The new year may have just begun but it is already damningly clear the objective conditions for economic recovery do not exist in this country.
Instead, far from returning to the markets in mid-2013, the failure of a Government, which is no longer very new, to seriously tackle our economic crisis means it is far more likely Ireland faces a mini-Budget and a second humiliating bailout. In fairness, it should be noted that Ireland's recovery is undoubtedly being stymied by the boneheaded adherence of the ECB/German Pact of Steel to a set of economic policies that are as much in error as the protectionism of the 1930s.
As a continent drowns under the economics of dumb austerity, which has neither a purpose nor a destination beyond protecting the balance sheets of the EU banks, balance sheets are not our only problem, for it has gone past time to warn our elites that they are also creating the objective conditions for the revival of some modern variant of the fascist movements of the 1930s. We should not be surprised if an increasingly desperate citizenry responds to the social degradation of mass unemployment by rejecting a democratic system that is tainted by ineptitude and corruption.
Before we become too complacent, and contain this phenomenon in our own heads to Eastern Europe, our establishment should realise our own State has, in the past, shown a taste for somewhat less toxic variants of the fascist 'strong man' syndrome. Our establishment should also recognise Europe's woes do not absolve us from our own responsibilities. So far, though, in spite of much noise and agitation, our new Government has not even begun to tackle the level of reform that is needed. The scale of the task is best, though accidentally, summarised by Brian Lenihan's budget speech of 2009 where the minister proudly noted Fianna Fail had, over the previous 12 years, "increased pension rates by 120 per cent, unemployment benefits by almost 130 per cent and child benefit payments by 330 per cent". Mr Lenihan did not speak about public-sector pay, benchmarking or tax breaks for the wealthy, but we can be sure that siren song would have been remarkably similar.
The problem this Government must now confront is that none of this, including the current 'basic rates' of welfare, is sustainable. If Ireland is to recover from its lost decade of fiscal profligacy, we need radical solutions such as ending the permanency of tenure of public-sector workers and an appropriate pay regime for top bankers, who should really earn little more than postmistresses. Sadly, nothing epitomises the inability of our irresponsible politicians to deal with these issues more than the new property tax.

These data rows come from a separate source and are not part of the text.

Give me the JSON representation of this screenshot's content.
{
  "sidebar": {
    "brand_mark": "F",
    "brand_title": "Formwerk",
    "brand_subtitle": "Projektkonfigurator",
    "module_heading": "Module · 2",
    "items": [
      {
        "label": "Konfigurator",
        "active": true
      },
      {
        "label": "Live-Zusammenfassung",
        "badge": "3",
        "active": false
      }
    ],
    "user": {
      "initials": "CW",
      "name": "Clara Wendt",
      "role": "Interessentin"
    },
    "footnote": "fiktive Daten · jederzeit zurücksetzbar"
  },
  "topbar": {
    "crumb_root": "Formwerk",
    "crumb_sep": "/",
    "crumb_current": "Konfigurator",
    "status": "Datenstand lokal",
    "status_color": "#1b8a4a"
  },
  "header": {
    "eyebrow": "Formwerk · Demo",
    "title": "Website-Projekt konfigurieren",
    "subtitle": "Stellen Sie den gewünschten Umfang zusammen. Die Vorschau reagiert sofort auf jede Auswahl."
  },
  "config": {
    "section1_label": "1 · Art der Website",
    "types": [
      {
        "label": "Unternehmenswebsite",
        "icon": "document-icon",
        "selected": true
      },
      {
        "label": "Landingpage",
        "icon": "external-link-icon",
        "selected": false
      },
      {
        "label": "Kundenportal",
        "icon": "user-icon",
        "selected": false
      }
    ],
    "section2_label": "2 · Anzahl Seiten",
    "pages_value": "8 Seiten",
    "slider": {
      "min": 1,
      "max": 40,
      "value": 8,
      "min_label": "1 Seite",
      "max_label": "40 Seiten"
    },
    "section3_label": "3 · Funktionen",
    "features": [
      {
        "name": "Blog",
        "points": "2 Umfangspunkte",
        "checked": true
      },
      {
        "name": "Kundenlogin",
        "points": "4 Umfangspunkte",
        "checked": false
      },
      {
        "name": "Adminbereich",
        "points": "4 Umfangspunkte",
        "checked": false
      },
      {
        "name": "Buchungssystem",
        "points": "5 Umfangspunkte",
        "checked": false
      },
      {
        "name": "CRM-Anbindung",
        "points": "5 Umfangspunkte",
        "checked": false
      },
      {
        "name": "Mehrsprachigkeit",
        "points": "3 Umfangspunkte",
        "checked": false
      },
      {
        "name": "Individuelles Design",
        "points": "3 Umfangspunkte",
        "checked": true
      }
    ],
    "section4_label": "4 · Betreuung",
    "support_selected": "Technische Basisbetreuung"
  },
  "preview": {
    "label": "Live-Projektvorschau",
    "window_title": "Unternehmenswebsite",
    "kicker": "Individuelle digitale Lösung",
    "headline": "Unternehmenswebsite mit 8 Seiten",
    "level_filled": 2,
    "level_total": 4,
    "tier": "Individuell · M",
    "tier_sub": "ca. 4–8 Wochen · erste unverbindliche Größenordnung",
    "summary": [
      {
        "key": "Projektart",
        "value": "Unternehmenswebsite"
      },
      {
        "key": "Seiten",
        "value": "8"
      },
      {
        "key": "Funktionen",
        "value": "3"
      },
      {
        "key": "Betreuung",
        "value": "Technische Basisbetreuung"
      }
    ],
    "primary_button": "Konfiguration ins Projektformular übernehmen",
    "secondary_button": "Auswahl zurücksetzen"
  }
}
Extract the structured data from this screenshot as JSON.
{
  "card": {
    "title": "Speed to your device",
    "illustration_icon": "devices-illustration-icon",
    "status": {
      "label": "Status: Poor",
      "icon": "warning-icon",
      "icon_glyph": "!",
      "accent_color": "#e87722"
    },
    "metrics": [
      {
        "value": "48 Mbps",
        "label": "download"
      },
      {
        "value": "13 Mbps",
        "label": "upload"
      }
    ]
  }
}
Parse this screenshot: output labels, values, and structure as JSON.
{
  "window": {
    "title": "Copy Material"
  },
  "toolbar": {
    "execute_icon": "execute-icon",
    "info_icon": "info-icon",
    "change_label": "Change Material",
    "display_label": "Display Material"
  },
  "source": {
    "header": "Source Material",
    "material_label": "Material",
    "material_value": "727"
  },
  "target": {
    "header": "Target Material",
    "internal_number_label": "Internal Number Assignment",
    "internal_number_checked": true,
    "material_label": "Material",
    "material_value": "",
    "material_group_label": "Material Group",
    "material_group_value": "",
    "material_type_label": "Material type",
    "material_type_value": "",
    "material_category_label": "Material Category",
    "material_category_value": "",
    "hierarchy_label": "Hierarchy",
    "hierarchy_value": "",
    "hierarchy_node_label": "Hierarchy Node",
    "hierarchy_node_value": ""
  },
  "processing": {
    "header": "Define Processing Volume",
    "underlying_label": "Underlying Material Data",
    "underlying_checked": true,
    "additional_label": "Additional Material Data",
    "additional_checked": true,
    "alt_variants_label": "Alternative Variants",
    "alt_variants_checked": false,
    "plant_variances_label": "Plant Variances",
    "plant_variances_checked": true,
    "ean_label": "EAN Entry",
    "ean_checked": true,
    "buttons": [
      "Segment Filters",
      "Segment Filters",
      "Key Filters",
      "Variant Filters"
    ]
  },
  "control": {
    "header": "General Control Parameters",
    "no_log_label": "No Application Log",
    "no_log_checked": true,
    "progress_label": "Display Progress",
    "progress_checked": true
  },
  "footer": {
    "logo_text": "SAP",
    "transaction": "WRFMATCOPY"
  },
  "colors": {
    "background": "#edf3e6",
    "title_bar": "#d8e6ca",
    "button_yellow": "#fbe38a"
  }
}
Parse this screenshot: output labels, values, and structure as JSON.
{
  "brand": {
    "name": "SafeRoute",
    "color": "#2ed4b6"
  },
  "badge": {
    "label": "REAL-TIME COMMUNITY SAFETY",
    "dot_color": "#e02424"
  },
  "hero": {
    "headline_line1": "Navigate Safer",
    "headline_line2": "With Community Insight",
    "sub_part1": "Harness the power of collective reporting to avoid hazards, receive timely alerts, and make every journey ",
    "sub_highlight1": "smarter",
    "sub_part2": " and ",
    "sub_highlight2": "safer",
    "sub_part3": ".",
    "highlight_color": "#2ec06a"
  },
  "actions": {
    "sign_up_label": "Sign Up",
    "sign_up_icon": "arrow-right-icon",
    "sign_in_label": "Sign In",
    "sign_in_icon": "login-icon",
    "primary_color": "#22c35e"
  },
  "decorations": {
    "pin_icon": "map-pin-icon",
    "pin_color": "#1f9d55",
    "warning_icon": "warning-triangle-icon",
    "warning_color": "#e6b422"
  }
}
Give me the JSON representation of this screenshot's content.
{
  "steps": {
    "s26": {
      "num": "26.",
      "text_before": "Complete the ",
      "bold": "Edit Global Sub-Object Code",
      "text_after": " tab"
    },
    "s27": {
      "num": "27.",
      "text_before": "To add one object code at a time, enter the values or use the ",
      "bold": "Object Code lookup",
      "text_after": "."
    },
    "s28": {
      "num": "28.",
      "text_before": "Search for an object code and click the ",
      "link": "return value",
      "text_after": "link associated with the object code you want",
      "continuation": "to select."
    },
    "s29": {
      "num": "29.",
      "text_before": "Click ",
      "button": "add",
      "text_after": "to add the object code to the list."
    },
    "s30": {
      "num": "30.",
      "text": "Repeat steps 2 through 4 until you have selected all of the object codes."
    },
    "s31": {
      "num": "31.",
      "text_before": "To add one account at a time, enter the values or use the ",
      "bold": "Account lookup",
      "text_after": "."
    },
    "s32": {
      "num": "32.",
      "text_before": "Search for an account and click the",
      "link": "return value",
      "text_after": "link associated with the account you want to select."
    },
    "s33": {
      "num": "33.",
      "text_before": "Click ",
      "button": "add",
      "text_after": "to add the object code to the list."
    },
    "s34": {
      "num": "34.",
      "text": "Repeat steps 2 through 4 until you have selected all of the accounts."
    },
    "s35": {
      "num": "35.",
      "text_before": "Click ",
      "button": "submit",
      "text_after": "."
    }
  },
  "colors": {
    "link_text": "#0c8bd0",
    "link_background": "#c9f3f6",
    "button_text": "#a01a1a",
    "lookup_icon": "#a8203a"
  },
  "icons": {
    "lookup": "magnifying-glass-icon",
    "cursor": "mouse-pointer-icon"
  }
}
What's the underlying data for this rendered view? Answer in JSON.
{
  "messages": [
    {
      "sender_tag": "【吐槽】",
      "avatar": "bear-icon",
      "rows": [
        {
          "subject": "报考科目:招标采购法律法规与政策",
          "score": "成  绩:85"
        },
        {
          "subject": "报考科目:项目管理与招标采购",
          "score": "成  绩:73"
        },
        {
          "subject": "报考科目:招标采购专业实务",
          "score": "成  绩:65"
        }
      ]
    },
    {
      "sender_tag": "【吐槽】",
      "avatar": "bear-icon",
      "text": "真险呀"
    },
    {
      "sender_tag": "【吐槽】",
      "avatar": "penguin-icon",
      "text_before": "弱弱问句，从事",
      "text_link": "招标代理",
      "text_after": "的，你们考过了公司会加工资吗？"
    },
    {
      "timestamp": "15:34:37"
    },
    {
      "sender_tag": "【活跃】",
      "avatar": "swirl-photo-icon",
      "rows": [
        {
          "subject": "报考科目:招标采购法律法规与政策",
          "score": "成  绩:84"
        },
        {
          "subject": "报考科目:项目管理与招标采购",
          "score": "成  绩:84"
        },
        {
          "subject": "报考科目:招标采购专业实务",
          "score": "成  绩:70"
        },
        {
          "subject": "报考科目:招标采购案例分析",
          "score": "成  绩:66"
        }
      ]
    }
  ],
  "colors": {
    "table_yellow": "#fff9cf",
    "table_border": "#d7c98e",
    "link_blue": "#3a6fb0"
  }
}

They may speak the language of idealism, but TDs who refuse to pay this tax are nothing more than common tax dodgers. And whatever about Sinn Fein, it was even more discouraging to see FF flirting with the astonishing notion that when it comes to our cosseted pensioners, age disqualifies individuals from their civic responsibility to pay their taxes.
We had hoped the advanced age of the Cabinet might infuse in its members a 'nothing to lose' style radicalism where the guilty old men of the political establishment would repair past sins with a new politics of honourable courage. Instead, like the lost World War One poet Rupert Brooke, all these conservative revolutionaries appear to desire is a return to the old orthodoxy where the consequences of our natural Mediterranean ineptitude is occasionally tempered by bouts of Germanic rigour. The problem with this politics of "and stands the church clock at 10 to three? And is there honey still for tea" is that a return to such a place of sacred safety is a luxury we do not have. The world will not let us and all that can save us is a new politics of radical reform. Enter perhaps Michael McDowell?